After the initial training with NASA, Williams worked in Moscow with the Russian Space Agency on the Russian contribution to the International Space Station and with the three individuals who would become its first crew, Expedition One. In the course of her service to the agency, she also served as a crew member aboard the Aquarius underwater research station.
Finally, eight years after her acceptance into the astronaut program, Williams’ turn came to fly into the black aboard shuttle Discovery to do a rotation aboard the ISS. As a devotee of the Hindu god Ganesha, she brought with her a small figurine of the deity and a copy of the Bhagavad Gita, as she would eventually do on each flight into the black.
It was en route to the station that Williams made the first donation to Locks of Love from space, having her ponytail cut off by a fellow crew member to be used for wigs for children undergoing chemotherapy.
After arriving at the space station, Williams found time for another first: on April 16, 2007, she became the first person to run the Boston Marathon from space using the station’s treadmill, while her sister ran “with” her on Earth.
After landing from her first mission, she served as Deputy Chief of the Astronaut Office– essentially, the second-highest ranking astronaut within NASA. During her tenure, Williams was able to visit her ancestral village in India, and in the course of her travels she became the first person of Indian decent who was not a citizen of India to be awarded the Sardar Vallabhbhai Patel Vishwa Pratibha Award by the World Gujarati Society. She didn’t fly a desk for long– in 2009, she returned to the ISS aboard a Russian Soyuz craft to serve as Expedition 32’s flight engineer.

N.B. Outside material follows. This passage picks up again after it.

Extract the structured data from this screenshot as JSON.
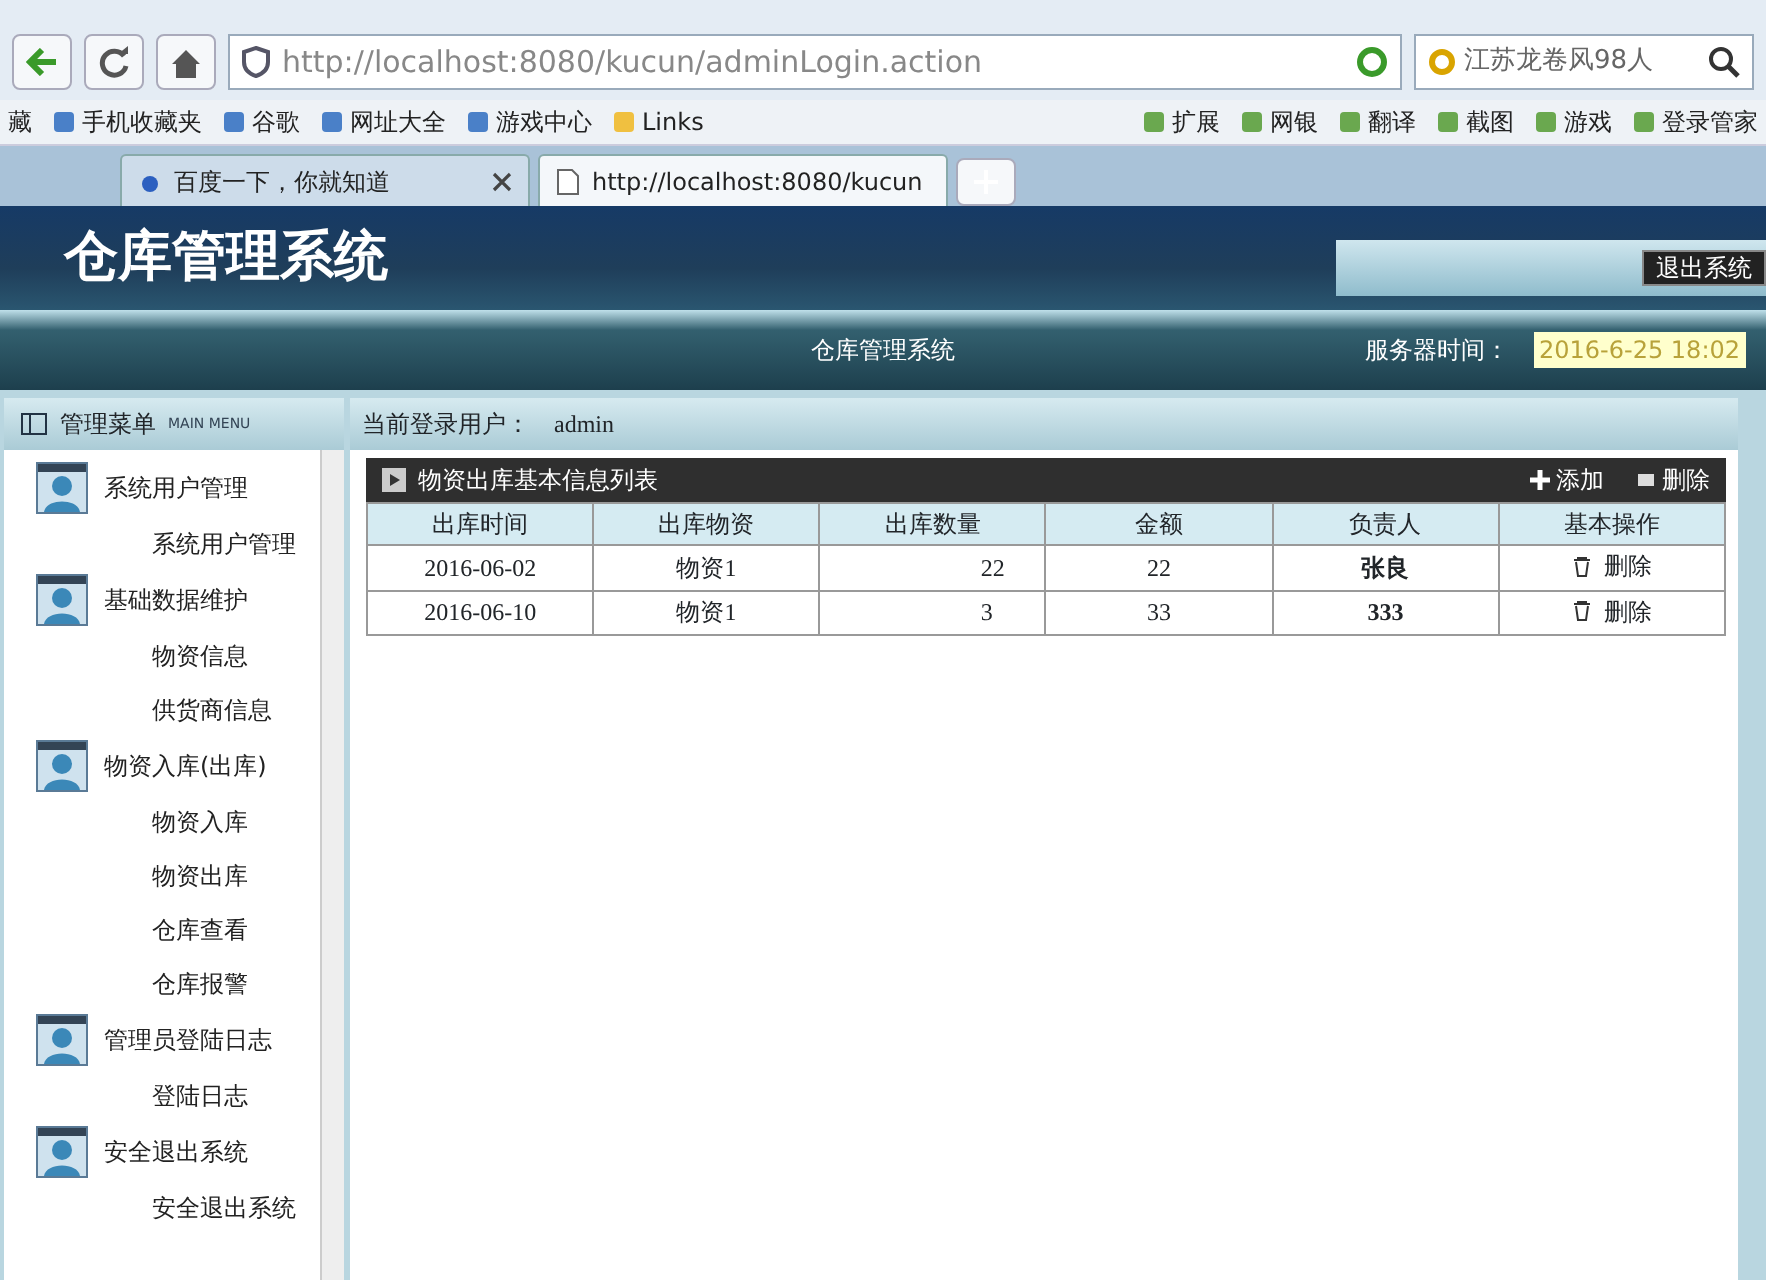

When station commander Gennady Padalka rotated out to return to Earth in September 2012, it was Williams who stepped up in his place for Expedition 33 as the second woman to command the ISS. Also that month, she ran the first-ever triathalon in space, coinciding with the Nautica Malibu Triathlon in California. While the space station was equipped with a treadmill and a stationary bike for the relevant portions of the race, for swimming she used the Advanced Resistive Exercise Device (ARED) to perform weightlifting and other exercises against resistance to simulate swimming in microgravity. In less than two hours, she “swam” half a mile, ran four miles and biked 18 miles.
At this point in her career, Suni Williams has spent a total of 322 days in space, placing her sixth on the list for the all-time U.S. endurance record, second all-time for a woman, and giving her the all-time record for spacewalk hours logged for a female astronaut. As a member of the Astronaut Corps, a select group of people already known for being high-achievers, she has managed to distinguish herself even among such elite company. Suni was thus a natural choice to be included along with three other astronauts (dubbed the “Dragon Four” in the press) to pilot the first flights under NASA’s new Commercial Crew partnership, and lead America’s return to space after the demise of the shuttle.
There’s a very good chance that she could not only fly the first Dragon that we’re campaigning to have named after Serenity, but command it— and it helps that her life story reads like something written by Joss Whedon himself.